Tim Bobko

Six years ago, I started out as a pool operator. I took over an outdoor, seasonal community pool, and spent several summers running chemicals around and fighting to keep chlorine in a pool in 100-degree weather.

I wore the stains and holes in my clothing with pride. The way I saw it, only real career professionals have chlorine stains, which quickly develop into holes, in all their pants legs. Blue shirts actually turn a lovely pink when hit with chlorine sprays. My clothes proclaimed to the world that I was a pool operator, dealing with serious equipment and serious chemicals.

It wasn’t until I was training my staff that I realized what an idiot I had been.

Splashes on clothes could just as easily have been splashes in my face.

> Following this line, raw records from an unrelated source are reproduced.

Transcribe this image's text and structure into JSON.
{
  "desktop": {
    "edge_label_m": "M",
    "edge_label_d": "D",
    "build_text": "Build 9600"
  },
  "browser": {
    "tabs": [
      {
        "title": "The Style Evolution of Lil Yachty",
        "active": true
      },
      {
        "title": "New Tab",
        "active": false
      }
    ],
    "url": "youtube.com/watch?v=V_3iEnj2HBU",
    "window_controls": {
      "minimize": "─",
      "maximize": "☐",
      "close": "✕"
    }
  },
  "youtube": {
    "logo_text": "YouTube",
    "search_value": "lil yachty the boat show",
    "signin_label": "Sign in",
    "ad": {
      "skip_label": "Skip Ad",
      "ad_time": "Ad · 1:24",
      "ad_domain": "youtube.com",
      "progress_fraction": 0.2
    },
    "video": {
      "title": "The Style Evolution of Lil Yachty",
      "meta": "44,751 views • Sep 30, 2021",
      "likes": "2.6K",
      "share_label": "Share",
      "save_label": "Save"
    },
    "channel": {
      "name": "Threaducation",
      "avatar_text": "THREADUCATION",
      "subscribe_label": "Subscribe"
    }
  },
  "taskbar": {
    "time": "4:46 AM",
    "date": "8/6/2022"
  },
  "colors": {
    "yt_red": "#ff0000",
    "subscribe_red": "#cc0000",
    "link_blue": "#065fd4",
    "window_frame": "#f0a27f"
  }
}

Acid in your eyes is not inconvenient — it is permanent. Stains on my clothes did proclaim that I’m a pool operator, but I’ve realized that it meant I was a bad pool operator. Every stain was proof to a staff member that I did not practice what I preach, and it is a very short leap to them doing the same.

When training staff, I now include a list of personal protective equipment that’s necessary for every task. More importantly, I share the “why” of what we do. I explain the importance of what we’re doing, walking staff members through the big picture and process before we even begin to put on the boots and gloves.

Yes, it takes more time, but an operator who understands how the many parts work together can troubleshoot better. He or she is better prepared to keep things working correctly and can keep themselves and others safe.

So I bought new pants, threw away my stained shirts, and promised to try to never announce that I am a pool operator just by my clothing. My staff will see me doing what I expect them to do: Keep us all safe and chemical free.

The Lessons

1. Practice what you preach. Your staff will remember what you do. Wear proper personal protective equipment all the time, every time.

2. Chemicals are unforgiving. Experience is no excuse for being sloppy or taking shortcuts. Too much is at risk. Make safety a habit.

3. Explain the “why.” Start with why we do what we do — and why it matters — before moving on to how we do it. They'll believe what you believe. Keep them safe!